Aim of the task. Each line below is to be copied exactly; images do not go into the copy.

Data extracted from a collection.
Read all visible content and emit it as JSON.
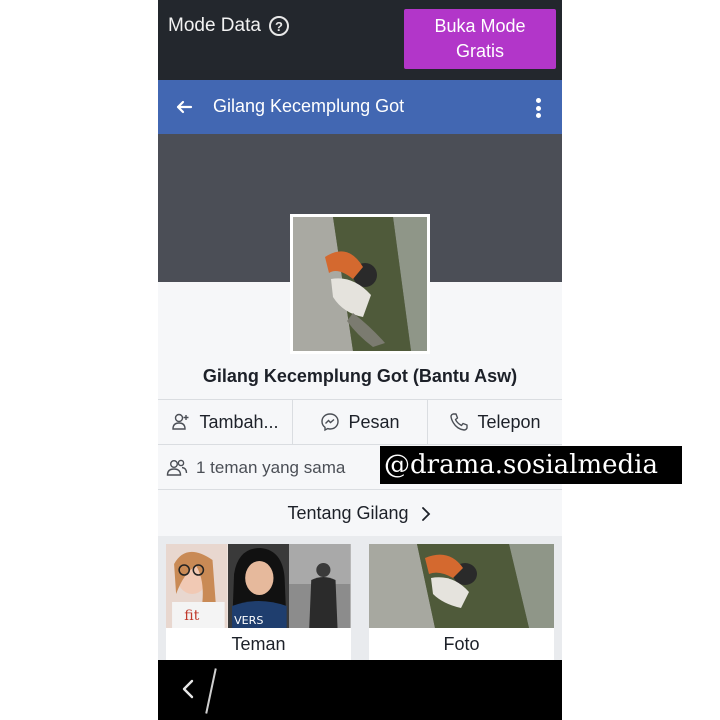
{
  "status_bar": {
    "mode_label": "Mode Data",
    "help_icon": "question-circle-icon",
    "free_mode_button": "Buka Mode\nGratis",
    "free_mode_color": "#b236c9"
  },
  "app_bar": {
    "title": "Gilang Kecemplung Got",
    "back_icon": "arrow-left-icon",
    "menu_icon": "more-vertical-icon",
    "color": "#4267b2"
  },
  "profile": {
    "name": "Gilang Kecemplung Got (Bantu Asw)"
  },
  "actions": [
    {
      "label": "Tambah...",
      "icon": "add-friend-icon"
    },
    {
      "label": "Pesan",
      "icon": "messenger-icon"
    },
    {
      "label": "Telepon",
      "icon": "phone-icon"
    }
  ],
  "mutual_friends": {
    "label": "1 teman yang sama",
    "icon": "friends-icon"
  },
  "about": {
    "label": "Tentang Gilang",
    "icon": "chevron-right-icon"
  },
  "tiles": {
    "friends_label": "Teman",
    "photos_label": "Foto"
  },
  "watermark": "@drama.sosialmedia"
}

Exercise solution.
Read all visible content and emit it as JSON.
{
  "status_bar": {
    "mode_label": "Mode Data",
    "help_icon": "question-circle-icon",
    "free_mode_button": "Buka Mode\nGratis",
    "free_mode_color": "#b236c9"
  },
  "app_bar": {
    "title": "Gilang Kecemplung Got",
    "back_icon": "arrow-left-icon",
    "menu_icon": "more-vertical-icon",
    "color": "#4267b2"
  },
  "profile": {
    "name": "Gilang Kecemplung Got (Bantu Asw)"
  },
  "actions": [
    {
      "label": "Tambah...",
      "icon": "add-friend-icon"
    },
    {
      "label": "Pesan",
      "icon": "messenger-icon"
    },
    {
      "label": "Telepon",
      "icon": "phone-icon"
    }
  ],
  "mutual_friends": {
    "label": "1 teman yang sama",
    "icon": "friends-icon"
  },
  "about": {
    "label": "Tentang Gilang",
    "icon": "chevron-right-icon"
  },
  "tiles": {
    "friends_label": "Teman",
    "photos_label": "Foto"
  },
  "watermark": "@drama.sosialmedia"
}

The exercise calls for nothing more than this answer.